The Muse on Cesar Chavez Avenue

An L.A. studio where community activists enabled a Chicano art explosion

| July-August 2009

Four miles east of downtown Los Angeles is a neighborhood where telenovelas blast out of storefronts as women ferry babies and folded laundry back to pastel stucco houses stacked three deep in a lot. Taco trucks serve the blocks as faithfully as mail carriers, the smell of frying onions lingering in their wake.

On a corner of Cesar Chavez Avenue, a single building takes up most of the city block, unremarkable except for its one defining feature: It is wrapped in chicken wire, frosted in cement, and layered with smashed glass, glazed tiles, dinner plates, flowerpots, coffee cups with handles still attached, and the head of a ceramic goose. It is a landmark, built from fragments of the community, applied carefully by hand. One small sign identifies it as Self Help Graphics & Art.

In 1970 Franciscan nun Karen Boccalero began printmaking with several Mexican and Chicano artists in an East Los Angeles garage. “Sister Karen had the idea that Latino artists didn’t have a venue,” says artist Roberto Gutierrez, and the group formed what is now known as Self Help. After holding a few shows they moved into a small location down the street, and in 1978 they moved to their current location, a building owned by the Archdiocese of Los Angeles, which negotiated a rent of one dollar a year.

“We didn’t just get free rent,” says Armando Duron, a former president of the board of directors. “We got it because the building was empty and it was better to have us here.”



The neighborhood was gamier back then, and Self Help provided a sort of gang-diversion program for kids, giving them a place to go after school. But last year, the archdiocese sold the building to a private developer and it’s unclear whether the center will be allowed to stay.

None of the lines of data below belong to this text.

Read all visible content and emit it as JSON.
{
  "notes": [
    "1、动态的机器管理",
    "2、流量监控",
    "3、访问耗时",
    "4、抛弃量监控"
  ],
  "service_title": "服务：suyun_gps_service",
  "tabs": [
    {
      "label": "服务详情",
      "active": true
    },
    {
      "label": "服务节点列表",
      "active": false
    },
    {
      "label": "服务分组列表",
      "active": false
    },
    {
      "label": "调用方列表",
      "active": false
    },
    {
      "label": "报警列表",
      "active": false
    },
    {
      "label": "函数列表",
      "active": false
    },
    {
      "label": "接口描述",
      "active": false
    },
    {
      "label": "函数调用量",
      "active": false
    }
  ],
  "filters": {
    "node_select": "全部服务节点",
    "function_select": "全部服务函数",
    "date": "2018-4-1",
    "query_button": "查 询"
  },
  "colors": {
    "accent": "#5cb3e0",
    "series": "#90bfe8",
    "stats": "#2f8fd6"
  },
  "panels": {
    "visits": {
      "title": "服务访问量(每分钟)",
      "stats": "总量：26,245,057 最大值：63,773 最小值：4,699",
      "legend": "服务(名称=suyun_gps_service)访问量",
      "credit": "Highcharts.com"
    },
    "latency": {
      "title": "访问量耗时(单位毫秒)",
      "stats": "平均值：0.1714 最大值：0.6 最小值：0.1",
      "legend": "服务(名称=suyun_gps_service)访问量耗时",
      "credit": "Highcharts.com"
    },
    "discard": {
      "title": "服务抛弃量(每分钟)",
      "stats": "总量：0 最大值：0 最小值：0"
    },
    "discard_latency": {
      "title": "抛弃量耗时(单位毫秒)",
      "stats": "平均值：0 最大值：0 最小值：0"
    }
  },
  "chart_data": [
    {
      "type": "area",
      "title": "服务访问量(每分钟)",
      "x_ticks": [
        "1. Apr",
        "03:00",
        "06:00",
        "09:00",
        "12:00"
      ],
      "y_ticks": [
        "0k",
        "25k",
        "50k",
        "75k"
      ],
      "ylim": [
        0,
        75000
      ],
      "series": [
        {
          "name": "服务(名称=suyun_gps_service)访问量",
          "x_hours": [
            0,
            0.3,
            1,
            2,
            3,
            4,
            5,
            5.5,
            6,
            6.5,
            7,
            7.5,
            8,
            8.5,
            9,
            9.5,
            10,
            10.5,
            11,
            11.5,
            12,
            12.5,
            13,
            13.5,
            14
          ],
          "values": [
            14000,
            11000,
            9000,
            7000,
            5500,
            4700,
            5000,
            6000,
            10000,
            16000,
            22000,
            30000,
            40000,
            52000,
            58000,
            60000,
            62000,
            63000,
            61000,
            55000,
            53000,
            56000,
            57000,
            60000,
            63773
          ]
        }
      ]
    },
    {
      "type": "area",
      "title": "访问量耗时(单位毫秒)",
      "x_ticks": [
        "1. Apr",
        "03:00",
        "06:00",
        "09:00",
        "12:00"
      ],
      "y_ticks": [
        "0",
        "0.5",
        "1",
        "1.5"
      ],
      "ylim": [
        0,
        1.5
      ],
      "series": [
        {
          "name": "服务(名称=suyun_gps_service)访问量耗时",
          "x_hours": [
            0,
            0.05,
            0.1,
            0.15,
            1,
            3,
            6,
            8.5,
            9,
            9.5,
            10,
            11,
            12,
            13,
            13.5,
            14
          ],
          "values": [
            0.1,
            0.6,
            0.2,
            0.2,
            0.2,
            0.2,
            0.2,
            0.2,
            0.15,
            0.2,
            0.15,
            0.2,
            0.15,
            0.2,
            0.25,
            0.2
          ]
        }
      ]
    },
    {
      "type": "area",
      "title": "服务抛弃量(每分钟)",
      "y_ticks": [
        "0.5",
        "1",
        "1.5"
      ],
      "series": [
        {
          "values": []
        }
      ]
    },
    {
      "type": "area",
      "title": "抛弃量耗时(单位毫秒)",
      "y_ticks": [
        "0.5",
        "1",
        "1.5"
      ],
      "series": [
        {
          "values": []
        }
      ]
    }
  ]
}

Poking through the flat files of Self Help’s archives is like a tour of the Chicano art movement. Some art critics would say this is where the visibility of the movement began, a movement that has now been exhibited all over the world, collected in museums and coveted by collectors. It begins with Los Four, the collective of local artists (Frank Romero, Carlos Almaraz, Gilbert Luján, Roberto de la Rocha, and, later, Judithe Hernández) who are widely credited with creating the Chicano visual vocabulary during the 1970s: Mexican and Aztec imagery, blended with the street art of the neighborhood. Today it’s artists like Shizu Saldamando, Vincent Valdez, Germs: a raucous remix of cholo, punk, and graffiti.